My Grandma Girtha influenced my cooking as much as my mother did, maybe more. If I had not learned anything else from her (and I did), just the knowledge that you can't really measure the amount of water for piecrust would have been enough. When the weather is damp, the flour will have more moisture in it, and you won't need as much liquid. From her I also learned to make something out of practically nothing (egg noodles in chicken broth), and how to turn out the best fried potatoes in the world.
My teachers, my kitchen "mothers," are too many for this space. The late Leslie Revsin, through her cookbooks, taught me that the beater whip from the standing mixer, instead of a spatula, used by hand, works best to fold flour into egg whites and the like. From her, I also got recipes that are standards in my repertoire: yeasted sugar cookies, dainty corn cakes, three-mustard chicken breast.

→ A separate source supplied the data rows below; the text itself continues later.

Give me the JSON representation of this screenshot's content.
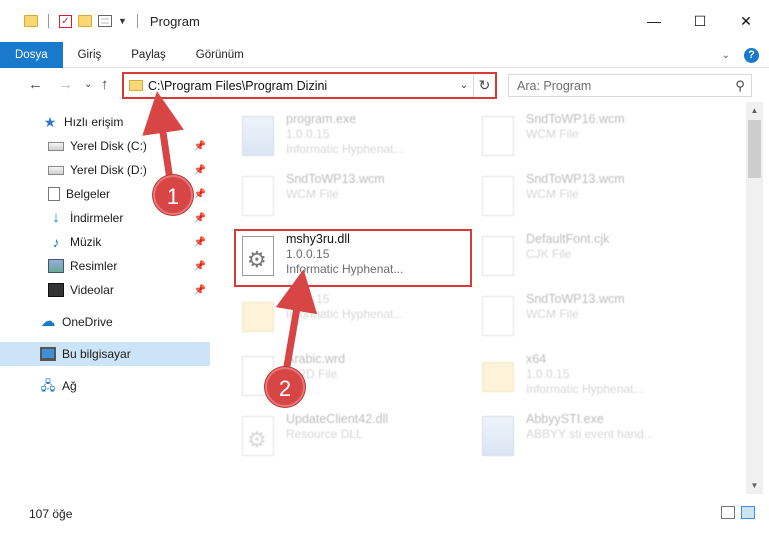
{
  "window": {
    "title": "Program",
    "minimize": "—",
    "maximize": "☐",
    "close": "✕"
  },
  "ribbon": {
    "tabs": [
      "Dosya",
      "Giriş",
      "Paylaş",
      "Görünüm"
    ],
    "active_tab": "Dosya",
    "help": "?"
  },
  "address": {
    "path": "C:\\Program Files\\Program Dizini",
    "search_placeholder": "Ara: Program"
  },
  "nav_pane": {
    "quick_access": "Hızlı erişim",
    "items": [
      {
        "label": "Yerel Disk (C:)",
        "pinned": true
      },
      {
        "label": "Yerel Disk (D:)",
        "pinned": true
      },
      {
        "label": "Belgeler",
        "pinned": true
      },
      {
        "label": "İndirmeler",
        "pinned": true
      },
      {
        "label": "Müzik",
        "pinned": true
      },
      {
        "label": "Resimler",
        "pinned": true
      },
      {
        "label": "Videolar",
        "pinned": true
      }
    ],
    "onedrive": "OneDrive",
    "this_pc": "Bu bilgisayar",
    "network": "Ağ"
  },
  "files": [
    {
      "name": "program.exe",
      "line2": "1.0.0.15",
      "line3": "Informatic Hyphenat...",
      "icon": "exe-icon"
    },
    {
      "name": "SndToWP16.wcm",
      "line2": "WCM File",
      "line3": "",
      "icon": "page-icon"
    },
    {
      "name": "SndToWP13.wcm",
      "line2": "WCM File",
      "line3": "",
      "icon": "page-icon"
    },
    {
      "name": "SndToWP13.wcm",
      "line2": "WCM File",
      "line3": "",
      "icon": "page-icon"
    },
    {
      "name": "mshy3ru.dll",
      "line2": "1.0.0.15",
      "line3": "Informatic Hyphenat...",
      "icon": "gear-file-icon"
    },
    {
      "name": "DefaultFont.cjk",
      "line2": "CJK File",
      "line3": "",
      "icon": "page-icon"
    },
    {
      "name": "",
      "line2": "1.0.0.15",
      "line3": "Informatic Hyphenat...",
      "icon": "folder-icon"
    },
    {
      "name": "SndToWP13.wcm",
      "line2": "WCM File",
      "line3": "",
      "icon": "page-icon"
    },
    {
      "name": "Arabic.wrd",
      "line2": "WRD File",
      "line3": "",
      "icon": "page-icon"
    },
    {
      "name": "x64",
      "line2": "1.0.0.15",
      "line3": "Informatic Hyphenat...",
      "icon": "folder-icon"
    },
    {
      "name": "UpdateClient42.dll",
      "line2": "Resource DLL",
      "line3": "",
      "icon": "gear-file-icon"
    },
    {
      "name": "AbbyySTI.exe",
      "line2": "ABBYY sti event hand...",
      "line3": "",
      "icon": "exe-icon"
    }
  ],
  "status": {
    "count": "107 öğe"
  },
  "annotations": {
    "step1": "1",
    "step2": "2"
  },
  "colors": {
    "accent": "#1979ca",
    "highlight_red": "#d83a3a",
    "selection": "#cce4f7"
  }
}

As with my grandmother, Helen Witty, a cookbook author who lives in East Hampton, revealed the joys of simplicity with her duck started off in a cold iron skillet and her slow-cooked "minimalist" pork ribs. She is the source of a wild-rice-pecan turkey stuffing that makes me long for Thanksgiving to roll around.
From Marion Cunningham's books, I learned the be-all, end-all of cornbreads, made with cream so it is custardy, and her peanut butter fudge has become my own. The prune spice cake to end all spice cakes came from the late Camille Glenn, onetime food editor of the Louisville Courier-Journal, who died early this year at the age of 100.
Lately, I have coached my Pakistani friend Bina Siddiqi of Middle Island on such American classics as yeast bread, fried chicken and biscuits. I'm hoping her children, Sami, 8, and Habiba, 3, will think of me, in their own kitchens, years from now.
CAMILLE GLENN'S ASPARAGUS AND TARRAGON SOUFFLE
Glenn suggested in "The Heritage of Southern Cooking" that it's best to wait for fresh tarragon to be in season to make this, as "it complements the asparagus and the cheese so knowingly." That is no longer necessary, now that fresh tarragon can be purchased year around.
1 pound fresh asparagus
3 tablespoons butter
3 tablespoons all-purpose flour
1 cup milk
1/2 cup freshly grated Parmigiano-
Reggiano or Swiss cheese
3 egg yolks
1 tablespoon chopped fresh tarragon
Salt, to taste
Cayenne pepper, to taste
4 egg whites
1. Preheat oven to 375 degrees.
2. Break off or cut off and discard tough stem ends of asparagus. Peel stems with a thin, sharp knife or peeler, and cut asparagus into 2-inch pieces. Drop into a pot of boiling salted water and cook 2 to 3 minutes, so asparagus is still crisp. Drain well.
3. Melt butter in a heavy saucepan or double boiler set over simmering water. Add flour and whisk until smooth. Add milk slowly, whisking constantly; cook over medium-low heat until sauce has thickened, 2 minutes. Add cheese and blend. Stir in egg yolks, tarragon, salt and cayenne. Keep warm.
4. Put asparagus in a buttered 4-cup shallow baking dish.
5. Beat egg whites with a pinch of salt until stiff but not dry and grainy. Fold a bit of the egg white into cheese mixture to lighten it, then add the mixture to the remaining egg whites, folding it in gently with a rubber spatula. Leave a few specks of egg white showing for greater volume. Spoon mixture over asparagus.
6. Place dish on middle or lower shelf of oven, and bake until soufflé is well-puffed and golden, 25 to 30 minutes. It should feel fairly firm to the touch. Serve immediately, being sure to scoop up asparagus from the bottom. Makes 4 servings.